This semi-biography, semi-history is one of the finest non-fiction books I have read in a long time, and I can't recommend it enough.
I thought it was going to be a lot of boring details about the two men but it was an enjoyabe story that goes through their friendship that started out as a doctor patien relationship. It adds a lot of depth into the movie.
Because there is always so much that can not be put into a movie without it lasting 10 hours, the book fills in a lot of gaps. It also puts a human side of the King amd Queen and their family. It shows how most people do not see royality as regular people, This book shows how they are just as normal as the rest of us, just have a different job.
It explains how King GeorgeVI feared the idea of public speaking and how he was able to overcome that with the help of Louge and how their friendship grew because of it.
I would recommend this book to any one who like stories about the Royal Family. It explains what is expected of them and how they try to just be regular people. It is a very good read. Very much worth the money. Even a book you may want to read more than once.
Albert, son of King George V and younger brother of Edward VIII, had developed a stammer during his youth, which made him shy and uncommunicative. As someone who has struggled all my life with a relatively mild stutter, I thought it was good that Mark Logue did not attribute the cause of Bertie's stammer to any one thing. Stuttering is an impediment which seems to arise from both/either physical and psychological reasons and most of the time cannot be properly ascribed to any one thing.

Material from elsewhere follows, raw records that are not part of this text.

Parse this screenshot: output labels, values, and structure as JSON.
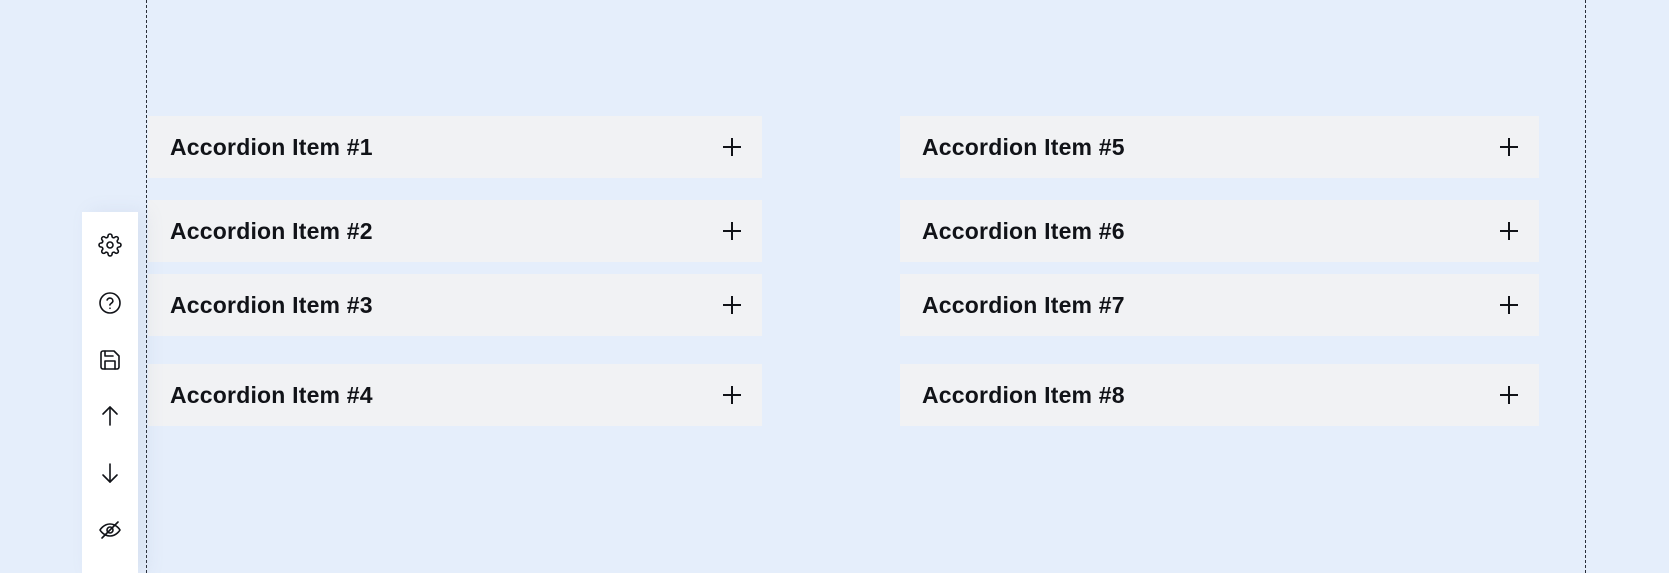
{
  "accordion": {
    "column_a": [
      {
        "title": "Accordion Item #1",
        "icon": "plus-icon"
      },
      {
        "title": "Accordion Item #2",
        "icon": "plus-icon"
      },
      {
        "title": "Accordion Item #3",
        "icon": "plus-icon"
      },
      {
        "title": "Accordion Item #4",
        "icon": "plus-icon"
      }
    ],
    "column_b": [
      {
        "title": "Accordion Item #5",
        "icon": "plus-icon"
      },
      {
        "title": "Accordion Item #6",
        "icon": "plus-icon"
      },
      {
        "title": "Accordion Item #7",
        "icon": "plus-icon"
      },
      {
        "title": "Accordion Item #8",
        "icon": "plus-icon"
      }
    ]
  },
  "toolbar": {
    "buttons": [
      {
        "icon": "gear-icon"
      },
      {
        "icon": "help-circle-icon"
      },
      {
        "icon": "save-icon"
      },
      {
        "icon": "arrow-up-icon"
      },
      {
        "icon": "arrow-down-icon"
      },
      {
        "icon": "eye-off-icon"
      }
    ]
  },
  "colors": {
    "background": "#e5eefb",
    "item_background": "#f1f2f4",
    "text": "#111318",
    "toolbar_background": "#ffffff"
  }
}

In Bertie's case, it was possibly from a difficult youth. He and his siblings were not close to their parents - as was common in those days - and his parents seemed to rather scare him when they were together. A sadistic nanny and the changing of his left-handedness to right may have contributed to his stutter. In any case, he was a man who could not always control his own speech, and he was moving into some situations where he would be called on to speak publicly and to do so often.
After his marriage, Bertie consulted Lionel Logue who had emigrated to England from Australia with his wife and young family and set up a practice in speech therapy in London's Harley Street. After much practice, Bertie was able to give speeches, but he depended on Lionel Logue's continued help as he became king - first in peacetime and then in wartime. The many speeches by radio that George was called on to make in the 25 or so years of his rule were always difficult for him, but Logue's work made them bearable to the king. Logue and George VI became friends - of a sort - because of their work together.
Mark Logue and Peter Conradi were able to look through Lionel Logue's case files and put together a very good record of Logue's work with George VI. Whether Lionel Logue "saved the monarchy" is a bit in doubt, but he did give confidence and success to the George VI when he - and the nation and the Commonwealth - needed it the most.
A note to the authors - Wallis Simpson was from an old Baltimore, Maryland family, not a Pennsylvania one.